> [Records provided]
·····

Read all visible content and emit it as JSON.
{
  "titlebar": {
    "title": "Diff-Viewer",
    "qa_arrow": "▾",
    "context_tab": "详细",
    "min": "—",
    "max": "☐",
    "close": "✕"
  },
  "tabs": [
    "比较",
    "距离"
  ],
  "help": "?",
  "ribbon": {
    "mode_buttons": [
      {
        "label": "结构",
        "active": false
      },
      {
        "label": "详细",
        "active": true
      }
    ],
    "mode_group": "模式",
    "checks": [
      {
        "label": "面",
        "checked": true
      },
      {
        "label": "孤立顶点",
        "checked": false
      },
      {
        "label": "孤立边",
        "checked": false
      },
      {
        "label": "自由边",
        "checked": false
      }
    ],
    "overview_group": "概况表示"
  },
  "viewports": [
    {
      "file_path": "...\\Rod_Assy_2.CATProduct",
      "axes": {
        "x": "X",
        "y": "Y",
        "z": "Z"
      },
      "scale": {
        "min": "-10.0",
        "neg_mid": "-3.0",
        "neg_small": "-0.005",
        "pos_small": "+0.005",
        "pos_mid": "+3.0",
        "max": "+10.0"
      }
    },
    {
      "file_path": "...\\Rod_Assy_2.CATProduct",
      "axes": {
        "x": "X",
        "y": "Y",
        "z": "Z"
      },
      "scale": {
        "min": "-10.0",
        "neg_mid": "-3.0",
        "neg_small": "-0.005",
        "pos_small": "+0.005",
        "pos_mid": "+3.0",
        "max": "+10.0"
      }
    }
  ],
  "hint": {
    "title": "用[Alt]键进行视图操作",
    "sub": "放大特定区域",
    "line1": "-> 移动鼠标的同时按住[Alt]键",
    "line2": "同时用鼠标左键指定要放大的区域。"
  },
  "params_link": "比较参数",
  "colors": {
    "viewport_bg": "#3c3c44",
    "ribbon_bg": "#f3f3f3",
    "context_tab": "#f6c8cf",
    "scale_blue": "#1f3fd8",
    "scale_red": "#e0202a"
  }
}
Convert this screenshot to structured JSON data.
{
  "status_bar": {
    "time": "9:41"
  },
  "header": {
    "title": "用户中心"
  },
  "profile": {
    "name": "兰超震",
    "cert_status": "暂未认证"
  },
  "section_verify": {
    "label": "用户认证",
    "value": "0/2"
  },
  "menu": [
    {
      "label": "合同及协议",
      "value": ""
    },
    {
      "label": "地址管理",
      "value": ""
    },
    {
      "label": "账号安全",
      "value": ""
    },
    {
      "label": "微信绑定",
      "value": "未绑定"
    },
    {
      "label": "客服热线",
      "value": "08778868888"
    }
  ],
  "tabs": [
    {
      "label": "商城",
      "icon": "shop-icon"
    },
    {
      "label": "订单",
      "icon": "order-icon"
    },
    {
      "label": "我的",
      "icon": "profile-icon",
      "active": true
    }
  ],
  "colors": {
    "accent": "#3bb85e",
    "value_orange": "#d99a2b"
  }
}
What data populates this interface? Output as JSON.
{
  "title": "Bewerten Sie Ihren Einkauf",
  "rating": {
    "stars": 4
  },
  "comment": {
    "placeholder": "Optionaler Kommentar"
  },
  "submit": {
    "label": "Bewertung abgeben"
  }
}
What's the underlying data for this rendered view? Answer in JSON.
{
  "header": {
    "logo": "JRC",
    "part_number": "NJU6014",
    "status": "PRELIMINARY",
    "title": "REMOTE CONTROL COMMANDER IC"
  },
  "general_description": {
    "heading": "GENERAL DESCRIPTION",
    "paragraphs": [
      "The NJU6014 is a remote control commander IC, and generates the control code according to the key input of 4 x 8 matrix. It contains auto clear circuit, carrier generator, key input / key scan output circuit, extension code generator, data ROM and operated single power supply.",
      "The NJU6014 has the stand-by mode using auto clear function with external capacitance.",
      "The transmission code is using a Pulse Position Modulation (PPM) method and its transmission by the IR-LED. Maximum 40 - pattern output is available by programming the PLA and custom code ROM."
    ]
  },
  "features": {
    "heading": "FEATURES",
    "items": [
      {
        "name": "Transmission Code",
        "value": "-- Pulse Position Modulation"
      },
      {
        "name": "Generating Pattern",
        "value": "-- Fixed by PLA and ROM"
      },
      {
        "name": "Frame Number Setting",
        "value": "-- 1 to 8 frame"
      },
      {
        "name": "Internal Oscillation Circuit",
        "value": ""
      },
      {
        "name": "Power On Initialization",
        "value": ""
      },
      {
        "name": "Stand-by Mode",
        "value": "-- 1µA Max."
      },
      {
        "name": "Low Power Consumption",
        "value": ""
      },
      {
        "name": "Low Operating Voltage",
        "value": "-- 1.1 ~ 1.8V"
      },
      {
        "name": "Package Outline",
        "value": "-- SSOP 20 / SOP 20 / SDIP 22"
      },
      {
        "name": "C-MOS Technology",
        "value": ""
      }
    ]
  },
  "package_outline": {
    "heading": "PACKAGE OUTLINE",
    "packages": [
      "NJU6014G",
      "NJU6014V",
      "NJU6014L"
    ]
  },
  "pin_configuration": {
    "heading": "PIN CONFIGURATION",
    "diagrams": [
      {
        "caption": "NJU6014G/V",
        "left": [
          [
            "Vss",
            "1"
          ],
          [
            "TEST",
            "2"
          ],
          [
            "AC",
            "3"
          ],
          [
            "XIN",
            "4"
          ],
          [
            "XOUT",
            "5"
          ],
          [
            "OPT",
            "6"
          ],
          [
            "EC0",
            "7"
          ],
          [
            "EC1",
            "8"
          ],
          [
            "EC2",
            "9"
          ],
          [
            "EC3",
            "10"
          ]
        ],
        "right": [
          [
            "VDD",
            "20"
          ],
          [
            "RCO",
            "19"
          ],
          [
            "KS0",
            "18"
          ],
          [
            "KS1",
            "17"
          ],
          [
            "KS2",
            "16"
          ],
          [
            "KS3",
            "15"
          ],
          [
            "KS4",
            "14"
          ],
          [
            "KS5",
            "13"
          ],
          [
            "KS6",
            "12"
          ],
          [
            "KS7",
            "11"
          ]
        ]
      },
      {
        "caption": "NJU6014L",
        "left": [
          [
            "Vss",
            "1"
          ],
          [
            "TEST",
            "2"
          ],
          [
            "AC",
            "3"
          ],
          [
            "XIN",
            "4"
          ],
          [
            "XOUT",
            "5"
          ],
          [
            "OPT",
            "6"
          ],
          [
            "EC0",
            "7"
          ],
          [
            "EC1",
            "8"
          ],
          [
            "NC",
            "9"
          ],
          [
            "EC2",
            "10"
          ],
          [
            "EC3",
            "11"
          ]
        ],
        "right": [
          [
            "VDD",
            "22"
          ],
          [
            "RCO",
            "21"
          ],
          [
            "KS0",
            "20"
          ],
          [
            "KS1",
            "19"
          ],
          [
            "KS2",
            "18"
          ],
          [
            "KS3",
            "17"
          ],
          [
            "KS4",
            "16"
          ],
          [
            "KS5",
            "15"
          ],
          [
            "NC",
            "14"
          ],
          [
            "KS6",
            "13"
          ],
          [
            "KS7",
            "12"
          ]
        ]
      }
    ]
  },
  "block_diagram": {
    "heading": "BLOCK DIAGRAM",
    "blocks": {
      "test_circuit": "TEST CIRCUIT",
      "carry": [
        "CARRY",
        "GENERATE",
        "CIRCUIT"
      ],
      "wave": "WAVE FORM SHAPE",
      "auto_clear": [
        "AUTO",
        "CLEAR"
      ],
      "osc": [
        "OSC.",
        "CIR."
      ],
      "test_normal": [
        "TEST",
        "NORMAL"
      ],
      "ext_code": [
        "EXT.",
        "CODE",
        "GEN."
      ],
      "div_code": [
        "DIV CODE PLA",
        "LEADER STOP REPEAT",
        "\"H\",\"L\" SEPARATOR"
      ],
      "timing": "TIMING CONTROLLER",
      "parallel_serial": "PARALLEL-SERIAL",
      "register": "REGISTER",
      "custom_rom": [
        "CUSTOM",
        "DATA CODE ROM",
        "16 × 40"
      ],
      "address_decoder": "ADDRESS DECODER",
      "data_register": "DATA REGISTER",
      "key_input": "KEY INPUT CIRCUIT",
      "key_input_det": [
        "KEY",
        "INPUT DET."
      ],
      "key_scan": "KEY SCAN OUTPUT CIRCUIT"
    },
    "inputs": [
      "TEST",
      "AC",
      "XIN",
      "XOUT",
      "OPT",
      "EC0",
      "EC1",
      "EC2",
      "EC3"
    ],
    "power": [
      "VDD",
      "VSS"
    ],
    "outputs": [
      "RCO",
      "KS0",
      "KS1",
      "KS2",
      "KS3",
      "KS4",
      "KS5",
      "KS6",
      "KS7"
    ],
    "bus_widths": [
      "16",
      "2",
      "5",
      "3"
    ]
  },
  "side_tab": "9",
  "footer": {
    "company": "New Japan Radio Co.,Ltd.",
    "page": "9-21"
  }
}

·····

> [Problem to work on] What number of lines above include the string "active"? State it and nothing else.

> [The answer] 3